Monday, August 19, 2013
Nicholas Reid reflects in essay form on general matters and ideas related to literature, history, popular culture and the arts. You are free to agree or disagree with him.
Here’s one of those odd things, which you re-visit and re-interpret in adulthood after a first encounter in childhood.
In the mid-1950s, when I was four or five years old, I remember there was a popular piece of orchestral music, which received a lot of play on the radio. I did not know the name of this piece of music, but I do know that (to use a childish piece of vocabulary) I found it “creepy” and unsettling. It had a sort of shimmering effect in the string section, and a male choir singing wordlessly but (as I interpreted it) malignly, as well as a forlorn and somewhat cracked member of the brass section playing along in solo.
It wasn’t quite the realm of nightmare, but almost. At the age of 4,5,6 or 7, it was not the type of music I wanted to hear as I was going to bed.
Flash forward fifty-plus years. I visited Canada briefly a couple of months ago and remember one evening there, looking through the window of my host’s house and seeing a spectacular sunset. At once the words Canadian Sunset came into my head. This was not the tune that had unsettled me as a child. I remembered both the title and the tune Canadian Sunset from my childhood. So, fooling around on Youtube, I found the recording of it that Hugo Winterhalter and his orchestra made in 1956 and listened to a piece of cheesy pop romanticism that I hadn’t heard since I was a kid.
But, while on-line, I saw there were other pieces of “easy listening” 50s pop available near the one I was listening to – so I decided to try some. And, by pure chance, the first I heard was the one that unsettled me so long ago and whose name I did not know. It turned out to be Lisbon Antigua, recorded by Nelson Riddle and his orchestra, also in 1956. Heard by my adult ears, it is no more than chintzy mid-1950s wallpaper muzak, adapted from a Portuguese original (which I also watched on line). Basically kitsch and nothing to get worried about.
So what had I found “creepy” about it as a child? I really don’t know, and I don’t think I was a particularly nervous kid. Maybe those shimmering strings sounded to a 4-year-old like midnight music or music that would be heard in a scary film. Maybe I was unnerved that adults made wordless noises. But I really do not know. All I know is that something trite and harmless had frightened me.
I must tell a similar story related to another medium.
As children, my brother (18 months older than I am) and I regularly visited the local flea-house on Saturday afternoons to see a “picture”. (We never used the terms “movie”, “cinema” or “film”). This was just before television closed all the suburban picture theatres down.
One afternoon, before the big feature, we saw something really horrible.
In a short subject called Hurry, Hurry, there was this fat old man with a horrible whiney voice who got into a dangerous car chase, with wailing sirens as police chased him and the strong possibility that somebody was going to get injured or killed. It had us on the edge of our seats. It took a long time for us to calm down, and we were totally mystified that this awful film concluded with a young woman looking straight to camera and saying that the man was her uncle and that she loved him.

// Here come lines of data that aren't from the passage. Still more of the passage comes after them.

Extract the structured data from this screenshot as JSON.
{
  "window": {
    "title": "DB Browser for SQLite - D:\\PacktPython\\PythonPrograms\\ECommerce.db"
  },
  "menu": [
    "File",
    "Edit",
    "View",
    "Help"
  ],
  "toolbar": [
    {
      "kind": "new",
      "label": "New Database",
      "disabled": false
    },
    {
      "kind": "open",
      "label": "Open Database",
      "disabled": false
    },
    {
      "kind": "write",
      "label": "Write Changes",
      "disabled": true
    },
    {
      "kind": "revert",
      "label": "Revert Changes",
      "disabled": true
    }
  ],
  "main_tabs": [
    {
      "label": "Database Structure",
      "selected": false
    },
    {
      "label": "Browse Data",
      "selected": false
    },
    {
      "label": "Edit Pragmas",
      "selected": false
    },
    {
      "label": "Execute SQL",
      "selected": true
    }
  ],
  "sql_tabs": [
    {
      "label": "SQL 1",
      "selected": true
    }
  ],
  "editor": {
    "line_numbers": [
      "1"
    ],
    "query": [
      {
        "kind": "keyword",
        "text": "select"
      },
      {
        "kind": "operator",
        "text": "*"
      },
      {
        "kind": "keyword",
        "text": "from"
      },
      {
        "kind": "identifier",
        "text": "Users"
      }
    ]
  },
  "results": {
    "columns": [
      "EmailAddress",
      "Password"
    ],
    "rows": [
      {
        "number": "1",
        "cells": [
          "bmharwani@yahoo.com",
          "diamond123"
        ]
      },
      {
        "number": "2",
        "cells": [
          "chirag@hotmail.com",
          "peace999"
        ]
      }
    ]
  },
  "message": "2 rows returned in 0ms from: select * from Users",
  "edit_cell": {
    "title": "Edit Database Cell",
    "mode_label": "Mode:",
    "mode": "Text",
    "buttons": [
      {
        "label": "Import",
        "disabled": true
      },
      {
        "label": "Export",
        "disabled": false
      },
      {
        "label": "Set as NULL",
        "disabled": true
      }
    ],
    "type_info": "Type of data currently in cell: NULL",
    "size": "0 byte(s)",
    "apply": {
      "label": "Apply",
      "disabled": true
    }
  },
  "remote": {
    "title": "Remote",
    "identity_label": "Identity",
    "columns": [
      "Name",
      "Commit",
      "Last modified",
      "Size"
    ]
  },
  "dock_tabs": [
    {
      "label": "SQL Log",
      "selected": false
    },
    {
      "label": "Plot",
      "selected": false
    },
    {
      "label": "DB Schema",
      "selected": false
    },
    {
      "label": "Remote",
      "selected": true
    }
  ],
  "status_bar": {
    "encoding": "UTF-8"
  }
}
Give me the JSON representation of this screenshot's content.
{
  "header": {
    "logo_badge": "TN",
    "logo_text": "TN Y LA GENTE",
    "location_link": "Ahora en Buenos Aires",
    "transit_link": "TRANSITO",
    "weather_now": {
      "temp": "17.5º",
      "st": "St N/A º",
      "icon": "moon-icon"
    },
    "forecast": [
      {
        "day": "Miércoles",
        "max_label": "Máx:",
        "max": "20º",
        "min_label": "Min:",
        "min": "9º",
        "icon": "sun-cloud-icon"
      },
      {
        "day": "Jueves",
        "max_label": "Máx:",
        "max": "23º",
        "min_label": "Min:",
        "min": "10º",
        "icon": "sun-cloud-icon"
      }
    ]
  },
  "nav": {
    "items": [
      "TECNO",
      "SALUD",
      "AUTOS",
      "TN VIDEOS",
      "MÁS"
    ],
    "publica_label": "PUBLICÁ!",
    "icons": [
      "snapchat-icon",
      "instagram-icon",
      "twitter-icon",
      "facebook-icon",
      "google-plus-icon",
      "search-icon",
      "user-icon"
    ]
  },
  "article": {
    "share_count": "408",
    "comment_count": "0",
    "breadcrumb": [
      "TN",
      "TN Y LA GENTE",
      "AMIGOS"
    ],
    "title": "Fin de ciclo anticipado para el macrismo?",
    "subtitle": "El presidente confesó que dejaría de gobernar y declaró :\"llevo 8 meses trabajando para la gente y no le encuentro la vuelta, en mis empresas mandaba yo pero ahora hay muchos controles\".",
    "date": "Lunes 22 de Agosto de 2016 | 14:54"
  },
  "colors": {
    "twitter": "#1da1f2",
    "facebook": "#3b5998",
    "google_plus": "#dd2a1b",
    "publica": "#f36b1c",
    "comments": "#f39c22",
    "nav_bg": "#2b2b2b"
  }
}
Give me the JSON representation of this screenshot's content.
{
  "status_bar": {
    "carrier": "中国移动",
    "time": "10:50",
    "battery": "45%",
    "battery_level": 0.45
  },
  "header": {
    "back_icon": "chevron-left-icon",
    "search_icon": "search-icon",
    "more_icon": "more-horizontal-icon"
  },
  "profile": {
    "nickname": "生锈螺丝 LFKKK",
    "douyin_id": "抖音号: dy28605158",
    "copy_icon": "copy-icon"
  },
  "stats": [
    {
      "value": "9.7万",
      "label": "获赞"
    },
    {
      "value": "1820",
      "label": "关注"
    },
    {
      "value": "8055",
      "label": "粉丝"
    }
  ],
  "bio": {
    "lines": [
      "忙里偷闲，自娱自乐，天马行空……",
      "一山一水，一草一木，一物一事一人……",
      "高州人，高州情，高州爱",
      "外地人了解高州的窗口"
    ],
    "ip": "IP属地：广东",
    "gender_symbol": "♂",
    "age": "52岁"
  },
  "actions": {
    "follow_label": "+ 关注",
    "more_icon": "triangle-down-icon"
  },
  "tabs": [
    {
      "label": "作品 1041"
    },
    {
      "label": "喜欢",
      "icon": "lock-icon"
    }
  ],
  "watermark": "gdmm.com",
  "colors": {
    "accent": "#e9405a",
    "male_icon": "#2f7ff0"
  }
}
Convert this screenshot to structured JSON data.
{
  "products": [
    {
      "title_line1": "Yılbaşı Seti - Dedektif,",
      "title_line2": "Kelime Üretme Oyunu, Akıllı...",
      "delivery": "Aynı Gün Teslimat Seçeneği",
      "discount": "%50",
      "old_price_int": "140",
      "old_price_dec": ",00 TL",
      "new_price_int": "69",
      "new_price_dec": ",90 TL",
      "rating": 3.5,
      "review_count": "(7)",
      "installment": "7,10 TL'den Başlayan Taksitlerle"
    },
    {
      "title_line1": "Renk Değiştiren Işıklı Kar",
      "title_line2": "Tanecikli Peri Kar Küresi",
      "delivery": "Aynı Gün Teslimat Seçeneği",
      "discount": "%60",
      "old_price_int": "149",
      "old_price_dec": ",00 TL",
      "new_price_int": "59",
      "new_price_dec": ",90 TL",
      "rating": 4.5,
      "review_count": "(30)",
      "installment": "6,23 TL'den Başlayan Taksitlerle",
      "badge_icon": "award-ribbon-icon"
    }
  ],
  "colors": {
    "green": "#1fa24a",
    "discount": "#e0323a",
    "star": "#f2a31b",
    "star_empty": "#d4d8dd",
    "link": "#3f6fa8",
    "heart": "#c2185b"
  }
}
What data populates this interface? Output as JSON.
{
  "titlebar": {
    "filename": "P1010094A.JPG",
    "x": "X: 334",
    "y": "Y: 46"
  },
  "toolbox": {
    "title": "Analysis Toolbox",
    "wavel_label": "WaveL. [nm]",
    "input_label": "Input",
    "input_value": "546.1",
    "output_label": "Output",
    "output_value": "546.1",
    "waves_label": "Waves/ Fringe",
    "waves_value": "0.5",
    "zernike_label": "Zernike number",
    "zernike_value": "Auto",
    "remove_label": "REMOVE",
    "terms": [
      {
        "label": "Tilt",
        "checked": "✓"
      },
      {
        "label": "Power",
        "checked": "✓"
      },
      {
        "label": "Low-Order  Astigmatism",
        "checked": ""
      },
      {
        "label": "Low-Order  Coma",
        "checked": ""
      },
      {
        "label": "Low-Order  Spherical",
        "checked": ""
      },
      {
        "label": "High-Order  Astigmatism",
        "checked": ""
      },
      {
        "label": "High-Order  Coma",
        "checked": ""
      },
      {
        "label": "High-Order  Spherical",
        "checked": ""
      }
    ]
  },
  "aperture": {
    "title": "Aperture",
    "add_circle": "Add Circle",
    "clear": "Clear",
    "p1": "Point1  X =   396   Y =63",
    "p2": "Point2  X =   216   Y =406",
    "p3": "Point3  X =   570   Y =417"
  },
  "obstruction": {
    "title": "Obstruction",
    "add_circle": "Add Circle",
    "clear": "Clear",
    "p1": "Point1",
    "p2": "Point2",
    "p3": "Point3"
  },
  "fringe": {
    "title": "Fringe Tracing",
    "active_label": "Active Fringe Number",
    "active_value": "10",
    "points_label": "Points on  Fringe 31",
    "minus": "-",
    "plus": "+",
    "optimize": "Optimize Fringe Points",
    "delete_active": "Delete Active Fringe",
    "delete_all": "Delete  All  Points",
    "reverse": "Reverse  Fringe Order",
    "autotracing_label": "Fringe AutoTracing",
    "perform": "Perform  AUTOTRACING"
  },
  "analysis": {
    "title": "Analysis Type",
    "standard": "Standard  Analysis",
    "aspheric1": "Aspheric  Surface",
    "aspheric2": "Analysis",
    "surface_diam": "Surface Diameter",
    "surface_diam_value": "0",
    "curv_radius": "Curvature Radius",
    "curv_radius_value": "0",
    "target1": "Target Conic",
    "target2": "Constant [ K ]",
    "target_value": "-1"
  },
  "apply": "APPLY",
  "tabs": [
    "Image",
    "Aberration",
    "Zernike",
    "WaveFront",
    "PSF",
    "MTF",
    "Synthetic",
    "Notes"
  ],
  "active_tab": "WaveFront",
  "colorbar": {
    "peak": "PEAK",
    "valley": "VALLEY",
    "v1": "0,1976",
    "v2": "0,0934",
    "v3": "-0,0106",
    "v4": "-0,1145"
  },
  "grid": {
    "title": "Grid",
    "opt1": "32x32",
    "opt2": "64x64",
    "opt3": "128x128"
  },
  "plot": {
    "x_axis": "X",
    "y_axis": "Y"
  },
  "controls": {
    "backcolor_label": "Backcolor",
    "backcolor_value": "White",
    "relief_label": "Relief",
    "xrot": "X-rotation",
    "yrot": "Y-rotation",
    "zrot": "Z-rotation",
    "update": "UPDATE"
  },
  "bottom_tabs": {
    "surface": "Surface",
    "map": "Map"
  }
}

We had found it terrifying.
About twenty years later I saw this short subject again. It turned out to be eight minutes extracted from the 1941 comedy Never Give a Sucker an Even Break, starring the whiney fat old man W.C.Fields. It was of course meant to be funny, a car chase with all the improbabilities of driving the wrong way up a one-way tunnel, getting entangled with the ladder of a passing fire-engine, making pedestrians scatter in all directions as cars raced through, and so forth. Your standard funny (i.e. desperately unfunny) car-chase fare.
One thing I would note is that you never can tell what will frighten or impress children. Harmless stuff can be unsettling, while they don’t turn a hair at what adults regard as really frightening stuff.
More to the point, though, and especially with regard to the short film, which we misapprehended, children haven’t yet learnt the codes and conventions of different entertainment genres. A grown-up knows that a crazy and improbable car-chase is more fantasy than reality. For a child it is reality, and in reality a crazy car-chase would probably end in injury or death. Understood this way, the child’s vision is more acute than the adult’s.
And maybe mid-50s pop romanticism really is creepy.